Naturally, it is always difficult to review a foraging and sun-kissed indie album from a Canadian act, without considering Arcade Fire.
Mother Mother, in the title track, do have a lush and uplifting touch akin to Winn Butler and co, at times, but there’s also a splattering of Hal and The Delgados, as well as some yearning interludes and a touch of desperation is also chucked in for good measure.
This second album soon shapes up into a ranging release, toying with emotions whilst retaining some playfulness.
In the song Body, a slight falsetto hold grips onto the vocals of Ryan Guldemond that is stretched out when his sister Molly joins in the act. Creating a beleaguered, yet strangely comforting pop epic that builds from an almost eerie, grinding bass led intro.
This is also returned to for a bluesy outro, sandwiching the reflection and heart with grit and grime. It’s juxtaposed by a tender and slow yearning ballad, Try To Change. That sees the two vocalists digging deep for some heart-wrenching, covering a thorny topic that is the futility of trying to change.
Molly’s vocal versatility is laid out to bare, when she provides for a mild soul infusion towards the end of this engaging snippet.
Through Ghosting, Mother Mother instils some spindling folk to slow things down, providing for some meditation and respite, as Ryan’s vocals unveil a positive and warm streak. It is another track demonstrating that backing vocals can add potency and pull to a song.
This element is certainly no mere afterthought to this Vancouver quintet. The racing Placebo veined instrumental build up in Hay Loft, initially bolsters a track that soon morphs into a snazzy NU rave and New Wave conjoining razzle-dazzle.
A forage through history shows that the true genius of pop is in the ability to deliver simple melancholy with melodious catchiness and sincerity.
This is easily achieved through Arms Tonite, whereby Molly’s stern, but comforting vocal touch starts to take over. She indulges in a warming, yet darkly blurred exchange with Ryan. Easily giving The Magic Numbers a run for their money and somebody-else’s too!

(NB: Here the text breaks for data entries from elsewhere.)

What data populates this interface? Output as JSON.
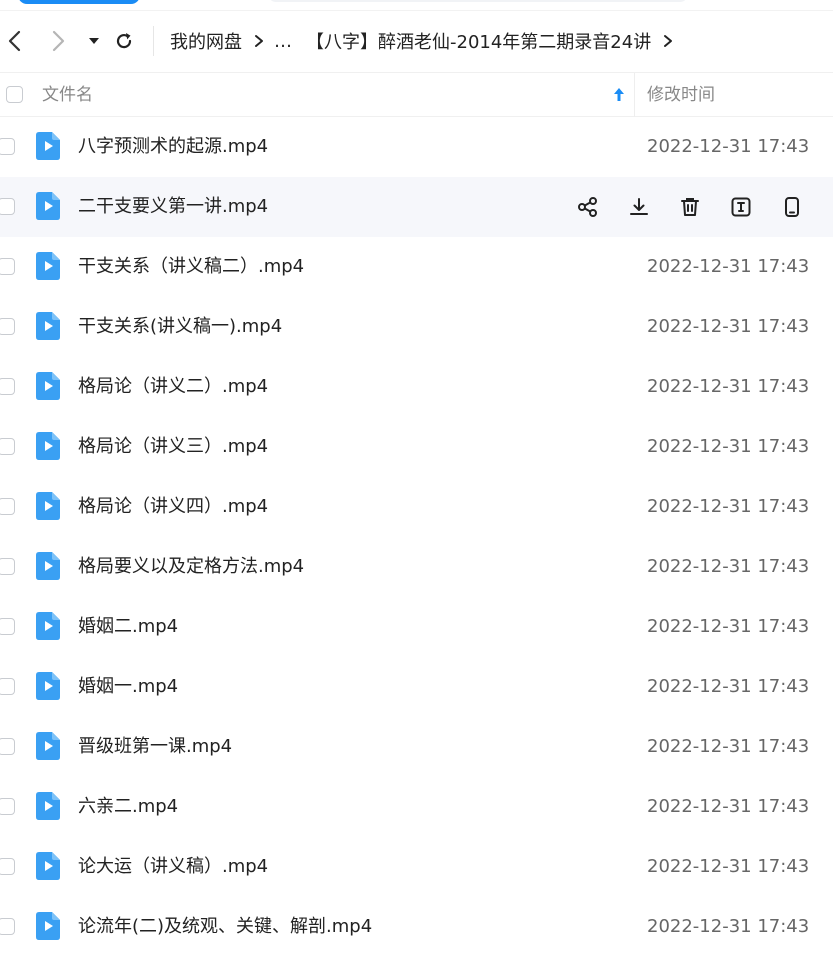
{
  "breadcrumb": {
    "items": [
      "我的网盘",
      "…",
      "【八字】醉酒老仙-2014年第二期录音24讲"
    ]
  },
  "header": {
    "name_label": "文件名",
    "time_label": "修改时间"
  },
  "files": [
    {
      "name": "八字预测术的起源.mp4",
      "time": "2022-12-31 17:43"
    },
    {
      "name": "二干支要义第一讲.mp4",
      "time": "",
      "hover": true
    },
    {
      "name": "干支关系（讲义稿二）.mp4",
      "time": "2022-12-31 17:43"
    },
    {
      "name": "干支关系(讲义稿一).mp4",
      "time": "2022-12-31 17:43"
    },
    {
      "name": "格局论（讲义二）.mp4",
      "time": "2022-12-31 17:43"
    },
    {
      "name": "格局论（讲义三）.mp4",
      "time": "2022-12-31 17:43"
    },
    {
      "name": "格局论（讲义四）.mp4",
      "time": "2022-12-31 17:43"
    },
    {
      "name": "格局要义以及定格方法.mp4",
      "time": "2022-12-31 17:43"
    },
    {
      "name": "婚姻二.mp4",
      "time": "2022-12-31 17:43"
    },
    {
      "name": "婚姻一.mp4",
      "time": "2022-12-31 17:43"
    },
    {
      "name": "晋级班第一课.mp4",
      "time": "2022-12-31 17:43"
    },
    {
      "name": "六亲二.mp4",
      "time": "2022-12-31 17:43"
    },
    {
      "name": "论大运（讲义稿）.mp4",
      "time": "2022-12-31 17:43"
    },
    {
      "name": "论流年(二)及统观、关键、解剖.mp4",
      "time": "2022-12-31 17:43"
    }
  ],
  "row_actions": [
    "share-icon",
    "download-icon",
    "trash-icon",
    "rename-icon",
    "phone-icon"
  ],
  "colors": {
    "accent": "#1a8cf5",
    "file_icon": "#3aa0f3",
    "hover_row": "#f6f7fb"
  }
}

Mother Mother have produced one of the freshest pop/indie conjoining albums of the decade so far and, it will take something special from the earlier mentioned fellow Canadian, euphoric pop darlings to top this.